━━━ Exercise materials ━━━
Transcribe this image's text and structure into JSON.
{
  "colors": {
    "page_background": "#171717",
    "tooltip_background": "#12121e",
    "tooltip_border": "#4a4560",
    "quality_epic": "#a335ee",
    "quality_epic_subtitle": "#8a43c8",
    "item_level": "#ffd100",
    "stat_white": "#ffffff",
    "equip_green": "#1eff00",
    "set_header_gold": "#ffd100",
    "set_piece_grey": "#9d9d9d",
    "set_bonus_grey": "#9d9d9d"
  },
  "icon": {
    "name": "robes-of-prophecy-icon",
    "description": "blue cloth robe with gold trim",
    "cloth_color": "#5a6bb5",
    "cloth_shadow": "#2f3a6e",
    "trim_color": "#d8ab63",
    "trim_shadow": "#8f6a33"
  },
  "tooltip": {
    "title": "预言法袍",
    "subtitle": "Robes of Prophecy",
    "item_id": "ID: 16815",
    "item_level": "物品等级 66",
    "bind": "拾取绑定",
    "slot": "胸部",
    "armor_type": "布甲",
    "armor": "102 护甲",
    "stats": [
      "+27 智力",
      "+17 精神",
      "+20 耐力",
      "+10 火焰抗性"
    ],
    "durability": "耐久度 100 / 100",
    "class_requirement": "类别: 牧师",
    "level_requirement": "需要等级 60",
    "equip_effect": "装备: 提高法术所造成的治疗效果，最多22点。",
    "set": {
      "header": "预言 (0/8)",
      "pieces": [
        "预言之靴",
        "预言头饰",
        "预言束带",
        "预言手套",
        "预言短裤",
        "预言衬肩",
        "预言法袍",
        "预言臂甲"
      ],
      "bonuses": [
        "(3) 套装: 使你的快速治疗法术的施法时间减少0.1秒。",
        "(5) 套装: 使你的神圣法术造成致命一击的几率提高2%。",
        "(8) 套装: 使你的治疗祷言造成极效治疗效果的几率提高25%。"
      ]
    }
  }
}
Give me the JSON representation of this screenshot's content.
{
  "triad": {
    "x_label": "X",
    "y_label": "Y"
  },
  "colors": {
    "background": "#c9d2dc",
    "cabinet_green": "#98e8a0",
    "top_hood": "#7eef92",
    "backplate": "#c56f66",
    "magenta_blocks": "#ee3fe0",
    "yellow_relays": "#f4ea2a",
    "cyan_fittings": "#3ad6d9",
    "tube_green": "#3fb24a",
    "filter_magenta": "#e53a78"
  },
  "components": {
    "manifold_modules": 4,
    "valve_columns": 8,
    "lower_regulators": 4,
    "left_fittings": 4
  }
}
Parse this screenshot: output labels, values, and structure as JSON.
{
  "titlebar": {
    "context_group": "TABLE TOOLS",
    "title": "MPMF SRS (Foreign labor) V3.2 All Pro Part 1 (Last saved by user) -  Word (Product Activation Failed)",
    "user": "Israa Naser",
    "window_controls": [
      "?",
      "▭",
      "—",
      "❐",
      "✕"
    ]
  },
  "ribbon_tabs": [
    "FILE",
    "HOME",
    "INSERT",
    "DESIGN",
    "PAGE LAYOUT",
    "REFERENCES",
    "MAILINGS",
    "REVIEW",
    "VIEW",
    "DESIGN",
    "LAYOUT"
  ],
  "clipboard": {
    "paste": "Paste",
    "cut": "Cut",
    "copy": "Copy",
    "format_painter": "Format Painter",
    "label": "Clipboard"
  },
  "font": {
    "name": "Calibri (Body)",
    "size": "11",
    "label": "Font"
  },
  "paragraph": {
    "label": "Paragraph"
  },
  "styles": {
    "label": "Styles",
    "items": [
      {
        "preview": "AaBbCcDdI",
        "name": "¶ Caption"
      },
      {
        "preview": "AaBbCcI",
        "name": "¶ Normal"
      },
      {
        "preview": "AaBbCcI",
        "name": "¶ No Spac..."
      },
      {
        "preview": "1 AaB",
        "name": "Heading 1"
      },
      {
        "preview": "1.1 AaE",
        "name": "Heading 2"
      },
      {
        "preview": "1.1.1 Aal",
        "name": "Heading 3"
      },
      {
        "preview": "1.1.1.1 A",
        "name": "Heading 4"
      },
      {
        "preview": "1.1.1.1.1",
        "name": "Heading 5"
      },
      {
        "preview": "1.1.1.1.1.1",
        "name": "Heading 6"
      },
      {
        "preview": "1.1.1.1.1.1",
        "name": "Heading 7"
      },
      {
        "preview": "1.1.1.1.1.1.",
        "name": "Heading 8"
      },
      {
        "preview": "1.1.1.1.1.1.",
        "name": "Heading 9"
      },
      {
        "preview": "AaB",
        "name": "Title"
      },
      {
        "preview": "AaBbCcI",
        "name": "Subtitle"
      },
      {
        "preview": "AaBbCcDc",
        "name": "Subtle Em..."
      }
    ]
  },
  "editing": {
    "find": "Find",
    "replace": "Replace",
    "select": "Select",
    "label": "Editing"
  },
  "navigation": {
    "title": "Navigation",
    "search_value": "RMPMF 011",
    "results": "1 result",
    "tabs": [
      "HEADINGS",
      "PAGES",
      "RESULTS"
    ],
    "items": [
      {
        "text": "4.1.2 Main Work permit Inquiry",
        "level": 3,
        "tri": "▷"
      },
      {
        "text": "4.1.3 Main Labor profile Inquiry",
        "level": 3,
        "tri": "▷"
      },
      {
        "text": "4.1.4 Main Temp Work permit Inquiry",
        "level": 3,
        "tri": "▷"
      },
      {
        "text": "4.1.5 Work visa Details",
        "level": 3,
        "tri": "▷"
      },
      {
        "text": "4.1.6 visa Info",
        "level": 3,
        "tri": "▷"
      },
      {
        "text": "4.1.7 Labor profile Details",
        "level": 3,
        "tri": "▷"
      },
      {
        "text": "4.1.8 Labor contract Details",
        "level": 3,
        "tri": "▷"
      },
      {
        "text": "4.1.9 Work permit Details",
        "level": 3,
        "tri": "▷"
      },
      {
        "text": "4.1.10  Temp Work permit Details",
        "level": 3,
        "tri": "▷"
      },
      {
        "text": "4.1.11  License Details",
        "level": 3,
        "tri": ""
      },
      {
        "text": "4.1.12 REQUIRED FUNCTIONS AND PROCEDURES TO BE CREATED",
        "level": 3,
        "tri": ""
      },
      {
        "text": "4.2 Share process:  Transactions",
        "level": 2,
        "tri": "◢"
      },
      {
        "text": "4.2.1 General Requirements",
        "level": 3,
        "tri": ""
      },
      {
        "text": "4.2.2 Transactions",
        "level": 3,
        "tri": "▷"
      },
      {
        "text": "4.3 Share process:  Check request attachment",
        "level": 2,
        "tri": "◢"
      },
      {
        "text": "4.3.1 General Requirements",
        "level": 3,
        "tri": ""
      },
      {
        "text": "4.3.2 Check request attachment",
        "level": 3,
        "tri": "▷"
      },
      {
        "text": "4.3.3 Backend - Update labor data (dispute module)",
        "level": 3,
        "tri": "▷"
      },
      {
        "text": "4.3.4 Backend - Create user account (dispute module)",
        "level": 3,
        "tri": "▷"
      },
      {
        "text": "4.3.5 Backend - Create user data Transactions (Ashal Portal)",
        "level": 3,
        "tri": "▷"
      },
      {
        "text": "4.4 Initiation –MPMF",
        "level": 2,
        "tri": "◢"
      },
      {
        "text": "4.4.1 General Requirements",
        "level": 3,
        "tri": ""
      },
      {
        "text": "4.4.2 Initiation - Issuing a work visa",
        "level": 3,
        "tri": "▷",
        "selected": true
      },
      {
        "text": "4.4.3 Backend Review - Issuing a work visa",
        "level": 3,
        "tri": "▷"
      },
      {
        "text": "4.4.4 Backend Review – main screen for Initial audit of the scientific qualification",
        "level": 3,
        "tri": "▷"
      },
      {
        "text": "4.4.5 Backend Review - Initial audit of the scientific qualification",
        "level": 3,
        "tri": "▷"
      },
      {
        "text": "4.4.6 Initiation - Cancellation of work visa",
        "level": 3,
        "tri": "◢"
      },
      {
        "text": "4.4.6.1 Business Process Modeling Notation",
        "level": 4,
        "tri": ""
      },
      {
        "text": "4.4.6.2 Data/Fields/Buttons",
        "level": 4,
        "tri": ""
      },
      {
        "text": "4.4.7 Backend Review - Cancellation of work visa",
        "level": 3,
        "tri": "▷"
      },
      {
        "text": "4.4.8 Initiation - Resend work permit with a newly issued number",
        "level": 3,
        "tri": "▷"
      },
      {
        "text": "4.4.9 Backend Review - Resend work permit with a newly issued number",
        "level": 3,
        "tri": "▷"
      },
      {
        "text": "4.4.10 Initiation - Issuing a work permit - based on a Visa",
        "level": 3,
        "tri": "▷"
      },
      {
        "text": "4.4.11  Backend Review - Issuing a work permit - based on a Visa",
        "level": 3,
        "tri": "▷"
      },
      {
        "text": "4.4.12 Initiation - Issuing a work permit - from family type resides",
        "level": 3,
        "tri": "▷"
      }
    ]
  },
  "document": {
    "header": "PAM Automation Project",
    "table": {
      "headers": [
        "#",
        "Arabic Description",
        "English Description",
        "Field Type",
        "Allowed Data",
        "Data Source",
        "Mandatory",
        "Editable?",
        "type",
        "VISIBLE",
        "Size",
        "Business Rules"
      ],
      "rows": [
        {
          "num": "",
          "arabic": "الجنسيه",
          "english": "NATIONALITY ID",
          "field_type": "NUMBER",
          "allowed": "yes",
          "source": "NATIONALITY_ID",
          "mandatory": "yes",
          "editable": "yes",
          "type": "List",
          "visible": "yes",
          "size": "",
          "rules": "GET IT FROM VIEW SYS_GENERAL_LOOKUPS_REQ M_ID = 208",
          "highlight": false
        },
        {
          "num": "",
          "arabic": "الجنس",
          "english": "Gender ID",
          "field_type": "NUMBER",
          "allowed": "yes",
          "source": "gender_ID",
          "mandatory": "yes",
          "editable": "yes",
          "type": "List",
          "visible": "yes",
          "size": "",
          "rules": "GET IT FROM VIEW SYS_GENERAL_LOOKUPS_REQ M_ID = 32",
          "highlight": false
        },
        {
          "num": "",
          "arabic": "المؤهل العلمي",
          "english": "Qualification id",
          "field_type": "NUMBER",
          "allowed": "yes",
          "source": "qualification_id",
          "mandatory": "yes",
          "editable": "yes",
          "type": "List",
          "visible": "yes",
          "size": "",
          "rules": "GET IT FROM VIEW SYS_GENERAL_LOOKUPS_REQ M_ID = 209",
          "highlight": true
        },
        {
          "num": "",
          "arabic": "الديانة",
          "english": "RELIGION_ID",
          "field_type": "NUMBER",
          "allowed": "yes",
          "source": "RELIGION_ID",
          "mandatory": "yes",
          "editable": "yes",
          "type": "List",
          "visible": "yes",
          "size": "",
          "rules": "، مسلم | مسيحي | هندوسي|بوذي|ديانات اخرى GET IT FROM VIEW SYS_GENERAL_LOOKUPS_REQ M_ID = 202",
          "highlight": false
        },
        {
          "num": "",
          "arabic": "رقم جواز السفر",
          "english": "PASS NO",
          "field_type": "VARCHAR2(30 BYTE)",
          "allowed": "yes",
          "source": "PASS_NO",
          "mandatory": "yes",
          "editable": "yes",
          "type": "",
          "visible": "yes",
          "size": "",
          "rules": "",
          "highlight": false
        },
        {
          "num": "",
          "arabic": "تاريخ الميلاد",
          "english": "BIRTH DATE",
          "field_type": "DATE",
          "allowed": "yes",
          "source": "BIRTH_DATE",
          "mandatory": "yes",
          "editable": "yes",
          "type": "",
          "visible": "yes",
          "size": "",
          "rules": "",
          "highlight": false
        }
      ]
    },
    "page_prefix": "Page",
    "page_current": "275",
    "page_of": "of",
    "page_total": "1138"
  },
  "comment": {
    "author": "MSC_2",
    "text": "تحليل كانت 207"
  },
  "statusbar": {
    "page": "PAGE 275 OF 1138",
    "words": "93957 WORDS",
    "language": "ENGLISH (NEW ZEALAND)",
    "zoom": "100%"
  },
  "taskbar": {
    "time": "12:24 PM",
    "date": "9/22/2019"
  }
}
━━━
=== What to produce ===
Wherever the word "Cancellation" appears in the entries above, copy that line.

=== Response to this task ===
        "text": "4.4.6 Initiation - Cancellation of work visa",
        "text": "4.4.7 Backend Review - Cancellation of work visa",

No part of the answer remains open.